Posted 13 May 2011 — by Nicole P
Category Film Reviews, Movies I Got

By Scott MartinInsidious Film Poster

Insidious, USA, 2010

Directed by James Wan

There’s a sense of familiarity in a movie like Insidious. Horror movies these days are a dime a dozen, but Insidious‘s familiarity comes from a deeper place; it comes from true classics like Poltergeist (1982) or even Paranormal Activity (2007), whose producers helped get this film done. Those films work because they have a handle on their atmosphere, something every good horror film has. If you can’t control the tone of your film, how can you hope to control the tone of your audience? The answer to that seems easy – that’s why films like John Carpenter’s The Fog (1980) get remade, and films like Boogeyman (2005) are conceived every day. Tell some audiences to be afraid, and naturally they will be. An example of making your audience afraid, rather than simply suggesting their fear, is a Japanese film called Ju-on (2002), later remade in 2004 as The Grudge to, arguably, the same effect. An even better example is Alfred Hitchcock’s Psycho (1960).

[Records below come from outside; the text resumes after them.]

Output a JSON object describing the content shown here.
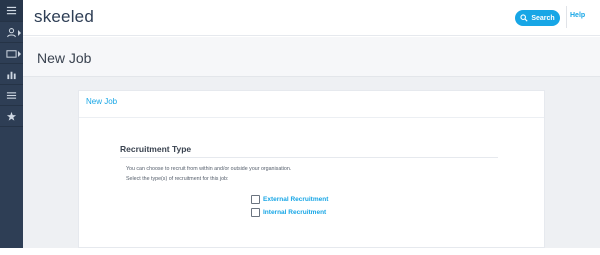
{
  "app": {
    "logo_text": "skeeled",
    "accent_color": "#17a6e6",
    "sidebar_color": "#2e3e55"
  },
  "sidebar": {
    "items": [
      {
        "icon": "hamburger-menu-icon"
      },
      {
        "icon": "user-icon",
        "has_submenu": true
      },
      {
        "icon": "video-icon",
        "has_submenu": true
      },
      {
        "icon": "bar-chart-icon"
      },
      {
        "icon": "list-icon"
      },
      {
        "icon": "star-icon"
      }
    ]
  },
  "topbar": {
    "search_label": "Search",
    "help_label": "Help"
  },
  "page": {
    "title": "New Job"
  },
  "card": {
    "title": "New Job",
    "section_title": "Recruitment Type",
    "description_line1": "You can choose to recruit from within and/or outside your organisation.",
    "description_line2": "Select the type(s) of recruitment for this job:",
    "options": [
      {
        "label": "External Recruitment",
        "checked": false
      },
      {
        "label": "Internal Recruitment",
        "checked": false
      }
    ]
  }
}
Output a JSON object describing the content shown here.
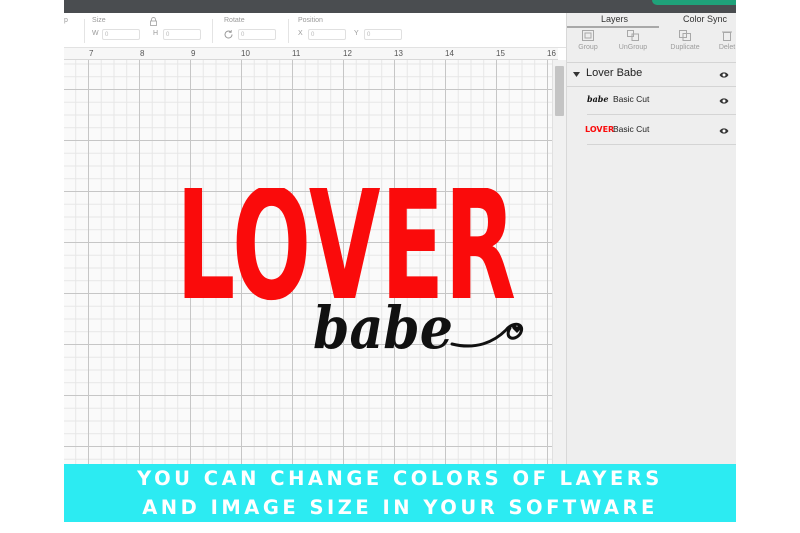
{
  "toolbar": {
    "partial_label": "p",
    "size_label": "Size",
    "width_letter": "W",
    "width_value": "0",
    "height_letter": "H",
    "height_value": "0",
    "rotate_label": "Rotate",
    "rotate_value": "0",
    "position_label": "Position",
    "x_letter": "X",
    "x_value": "0",
    "y_letter": "Y",
    "y_value": "0"
  },
  "ruler": {
    "marks": [
      "7",
      "8",
      "9",
      "10",
      "11",
      "12",
      "13",
      "14",
      "15",
      "16"
    ]
  },
  "design": {
    "word_main": "LOVER",
    "word_script": "babe",
    "main_color": "#fa0b0b",
    "script_color": "#111111"
  },
  "panel": {
    "tabs": {
      "layers": "Layers",
      "color_sync": "Color Sync"
    },
    "tools": {
      "group": "Group",
      "ungroup": "UnGroup",
      "duplicate": "Duplicate",
      "delete": "Delet"
    },
    "group_name": "Lover Babe",
    "layers": [
      {
        "thumb": "babe",
        "name": "Basic Cut",
        "thumb_color": "#111111",
        "icon": "eye-icon"
      },
      {
        "thumb": "LOVER",
        "name": "Basic Cut",
        "thumb_color": "#fa0b0b",
        "icon": "eye-icon"
      }
    ]
  },
  "banner": {
    "line1": "YOU CAN CHANGE COLORS OF LAYERS",
    "line2": "AND IMAGE SIZE IN YOUR SOFTWARE",
    "background": "#2cebf2"
  }
}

Screenwriter Leigh Whannell is similar to a magician pulling a rabbit out of his hat; the effect comes from left field and the audience was probably told not to expect a rabbit in the first place. I remember watching the first Saw film (2004) and being blind-sided by the ending. After rewatching the film, I remember being blind-sided by the conditions under which the ending works. Twist endings, by nature, aren’t organic, but they can feel that way even if they are dependent on the rest of the film and a bit of smoke and mirrors. There is a twist here that some might see coming. The trickiest part to pulling off a twist ending is to get the audience too wrapped up in what’s going on to even remember that there’s an end. Good horror films with big finishes can do that; most of those get ruined with a sequel or a remake. Read More